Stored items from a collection
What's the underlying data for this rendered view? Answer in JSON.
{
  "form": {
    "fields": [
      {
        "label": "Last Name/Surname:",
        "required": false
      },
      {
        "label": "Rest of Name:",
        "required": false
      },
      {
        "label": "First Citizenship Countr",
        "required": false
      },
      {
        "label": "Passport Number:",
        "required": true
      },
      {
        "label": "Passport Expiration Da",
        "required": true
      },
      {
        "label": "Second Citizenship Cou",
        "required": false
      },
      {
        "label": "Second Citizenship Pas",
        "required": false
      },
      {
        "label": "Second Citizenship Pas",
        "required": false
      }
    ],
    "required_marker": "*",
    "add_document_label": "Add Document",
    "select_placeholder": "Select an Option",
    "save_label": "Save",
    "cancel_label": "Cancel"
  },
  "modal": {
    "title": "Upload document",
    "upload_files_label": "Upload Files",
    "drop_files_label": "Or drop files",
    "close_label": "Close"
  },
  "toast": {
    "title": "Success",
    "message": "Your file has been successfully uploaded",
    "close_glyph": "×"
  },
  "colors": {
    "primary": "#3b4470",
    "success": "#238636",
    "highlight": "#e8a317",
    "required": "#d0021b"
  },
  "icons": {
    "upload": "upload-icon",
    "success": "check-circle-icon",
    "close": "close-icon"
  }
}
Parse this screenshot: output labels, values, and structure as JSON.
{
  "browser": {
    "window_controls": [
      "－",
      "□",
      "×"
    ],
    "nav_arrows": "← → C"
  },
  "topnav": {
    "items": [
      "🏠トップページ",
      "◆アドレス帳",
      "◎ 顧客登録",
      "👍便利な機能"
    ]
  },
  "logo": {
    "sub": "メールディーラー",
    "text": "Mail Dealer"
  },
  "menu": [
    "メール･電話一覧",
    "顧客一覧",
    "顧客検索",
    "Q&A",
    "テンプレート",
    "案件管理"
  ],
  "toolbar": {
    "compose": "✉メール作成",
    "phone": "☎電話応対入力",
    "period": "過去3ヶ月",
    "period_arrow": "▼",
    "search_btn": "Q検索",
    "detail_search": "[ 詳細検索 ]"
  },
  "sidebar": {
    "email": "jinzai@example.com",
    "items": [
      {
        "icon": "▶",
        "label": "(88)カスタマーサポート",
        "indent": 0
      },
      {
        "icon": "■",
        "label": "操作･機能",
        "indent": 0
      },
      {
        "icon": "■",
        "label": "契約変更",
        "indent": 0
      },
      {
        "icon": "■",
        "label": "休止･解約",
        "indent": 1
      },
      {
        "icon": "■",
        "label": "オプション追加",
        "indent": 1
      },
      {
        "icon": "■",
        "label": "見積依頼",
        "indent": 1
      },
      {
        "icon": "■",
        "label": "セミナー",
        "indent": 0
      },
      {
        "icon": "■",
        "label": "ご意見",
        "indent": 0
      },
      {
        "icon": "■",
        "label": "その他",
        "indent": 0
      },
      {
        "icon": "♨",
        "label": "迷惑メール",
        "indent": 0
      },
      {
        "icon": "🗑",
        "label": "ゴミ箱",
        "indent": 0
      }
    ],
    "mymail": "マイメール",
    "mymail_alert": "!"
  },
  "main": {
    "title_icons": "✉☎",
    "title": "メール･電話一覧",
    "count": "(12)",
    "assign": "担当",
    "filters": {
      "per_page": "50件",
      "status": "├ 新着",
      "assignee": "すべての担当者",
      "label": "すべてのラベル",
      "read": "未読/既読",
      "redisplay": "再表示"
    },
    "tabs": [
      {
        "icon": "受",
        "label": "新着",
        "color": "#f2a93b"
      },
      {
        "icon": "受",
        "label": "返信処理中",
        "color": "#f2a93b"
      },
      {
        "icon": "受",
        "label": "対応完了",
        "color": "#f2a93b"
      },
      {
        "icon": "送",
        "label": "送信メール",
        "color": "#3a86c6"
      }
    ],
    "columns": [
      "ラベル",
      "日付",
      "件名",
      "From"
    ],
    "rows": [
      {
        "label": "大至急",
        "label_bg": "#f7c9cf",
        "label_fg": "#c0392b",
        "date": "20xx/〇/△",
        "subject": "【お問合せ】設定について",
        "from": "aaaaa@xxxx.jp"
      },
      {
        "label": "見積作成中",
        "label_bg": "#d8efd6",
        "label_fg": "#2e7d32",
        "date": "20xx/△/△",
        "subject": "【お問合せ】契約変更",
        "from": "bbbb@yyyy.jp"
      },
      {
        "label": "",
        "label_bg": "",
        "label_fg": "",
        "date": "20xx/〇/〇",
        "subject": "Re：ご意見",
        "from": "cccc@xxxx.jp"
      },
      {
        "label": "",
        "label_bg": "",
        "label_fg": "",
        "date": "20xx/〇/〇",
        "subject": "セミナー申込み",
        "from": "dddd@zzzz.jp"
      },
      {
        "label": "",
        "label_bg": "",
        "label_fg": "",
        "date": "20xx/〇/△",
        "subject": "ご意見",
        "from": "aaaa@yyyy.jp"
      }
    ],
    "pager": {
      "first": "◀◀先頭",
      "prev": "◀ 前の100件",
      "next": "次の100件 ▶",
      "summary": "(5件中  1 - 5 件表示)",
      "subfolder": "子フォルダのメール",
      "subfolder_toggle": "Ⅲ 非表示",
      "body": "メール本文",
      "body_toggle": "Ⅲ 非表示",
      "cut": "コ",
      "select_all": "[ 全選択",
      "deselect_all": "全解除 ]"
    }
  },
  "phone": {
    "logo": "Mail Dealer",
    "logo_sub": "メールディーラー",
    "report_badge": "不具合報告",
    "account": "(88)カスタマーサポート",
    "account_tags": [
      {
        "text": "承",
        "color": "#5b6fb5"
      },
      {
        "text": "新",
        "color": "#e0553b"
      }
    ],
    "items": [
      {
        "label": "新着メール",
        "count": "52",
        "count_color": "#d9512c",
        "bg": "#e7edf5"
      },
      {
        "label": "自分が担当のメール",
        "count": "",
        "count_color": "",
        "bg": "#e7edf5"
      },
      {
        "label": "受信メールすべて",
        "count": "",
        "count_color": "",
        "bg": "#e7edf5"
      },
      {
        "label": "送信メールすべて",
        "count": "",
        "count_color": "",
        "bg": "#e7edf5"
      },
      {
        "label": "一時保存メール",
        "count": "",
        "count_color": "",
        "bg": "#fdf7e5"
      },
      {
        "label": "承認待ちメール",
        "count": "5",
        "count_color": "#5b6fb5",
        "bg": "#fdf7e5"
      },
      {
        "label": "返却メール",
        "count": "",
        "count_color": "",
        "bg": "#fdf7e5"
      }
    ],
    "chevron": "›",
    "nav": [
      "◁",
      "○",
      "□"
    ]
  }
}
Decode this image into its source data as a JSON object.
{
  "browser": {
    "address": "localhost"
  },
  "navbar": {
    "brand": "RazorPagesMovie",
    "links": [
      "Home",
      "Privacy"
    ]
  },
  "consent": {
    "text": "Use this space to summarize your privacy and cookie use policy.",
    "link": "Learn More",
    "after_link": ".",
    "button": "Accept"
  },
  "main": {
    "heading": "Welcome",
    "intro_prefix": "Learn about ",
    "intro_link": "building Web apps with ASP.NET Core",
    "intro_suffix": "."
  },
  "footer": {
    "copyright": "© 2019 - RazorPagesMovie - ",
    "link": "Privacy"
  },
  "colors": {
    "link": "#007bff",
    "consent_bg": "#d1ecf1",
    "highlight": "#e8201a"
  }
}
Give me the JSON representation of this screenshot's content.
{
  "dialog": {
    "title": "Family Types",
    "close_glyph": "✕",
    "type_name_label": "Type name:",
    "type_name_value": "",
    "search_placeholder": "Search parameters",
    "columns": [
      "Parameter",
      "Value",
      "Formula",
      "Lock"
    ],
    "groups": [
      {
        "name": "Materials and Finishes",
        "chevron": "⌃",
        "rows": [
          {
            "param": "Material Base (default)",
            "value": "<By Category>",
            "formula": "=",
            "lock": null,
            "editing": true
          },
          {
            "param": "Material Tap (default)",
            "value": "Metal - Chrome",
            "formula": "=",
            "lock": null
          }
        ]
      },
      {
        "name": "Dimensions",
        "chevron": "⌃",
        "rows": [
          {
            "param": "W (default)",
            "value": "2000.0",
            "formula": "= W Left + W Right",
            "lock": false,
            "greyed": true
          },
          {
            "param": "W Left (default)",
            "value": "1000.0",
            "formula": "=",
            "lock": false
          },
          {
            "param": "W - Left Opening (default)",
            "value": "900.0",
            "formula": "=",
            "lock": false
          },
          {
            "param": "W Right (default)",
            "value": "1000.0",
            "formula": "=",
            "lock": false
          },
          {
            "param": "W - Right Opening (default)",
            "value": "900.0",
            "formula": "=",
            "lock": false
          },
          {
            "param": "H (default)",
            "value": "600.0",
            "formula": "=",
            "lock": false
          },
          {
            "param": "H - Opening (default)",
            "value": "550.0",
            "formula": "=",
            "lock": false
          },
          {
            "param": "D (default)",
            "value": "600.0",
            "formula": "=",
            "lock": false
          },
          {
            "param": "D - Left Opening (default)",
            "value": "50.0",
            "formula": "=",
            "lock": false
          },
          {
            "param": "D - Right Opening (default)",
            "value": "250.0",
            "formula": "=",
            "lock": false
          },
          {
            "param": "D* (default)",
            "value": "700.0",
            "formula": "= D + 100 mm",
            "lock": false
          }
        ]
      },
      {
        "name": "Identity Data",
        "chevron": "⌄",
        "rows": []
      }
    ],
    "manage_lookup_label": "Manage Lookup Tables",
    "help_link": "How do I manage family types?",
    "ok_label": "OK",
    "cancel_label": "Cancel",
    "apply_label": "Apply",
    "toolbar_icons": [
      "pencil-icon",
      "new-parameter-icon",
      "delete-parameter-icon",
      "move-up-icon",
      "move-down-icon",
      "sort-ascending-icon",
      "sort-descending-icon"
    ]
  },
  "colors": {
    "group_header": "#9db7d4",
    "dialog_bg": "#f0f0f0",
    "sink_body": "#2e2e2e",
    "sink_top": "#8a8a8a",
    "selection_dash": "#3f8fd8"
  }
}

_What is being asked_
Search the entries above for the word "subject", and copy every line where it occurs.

_Task answer_
        "subject": "【お問合せ】設定について",
        "subject": "【お問合せ】契約変更",
        "subject": "Re：ご意見",
        "subject": "セミナー申込み",
        "subject": "ご意見",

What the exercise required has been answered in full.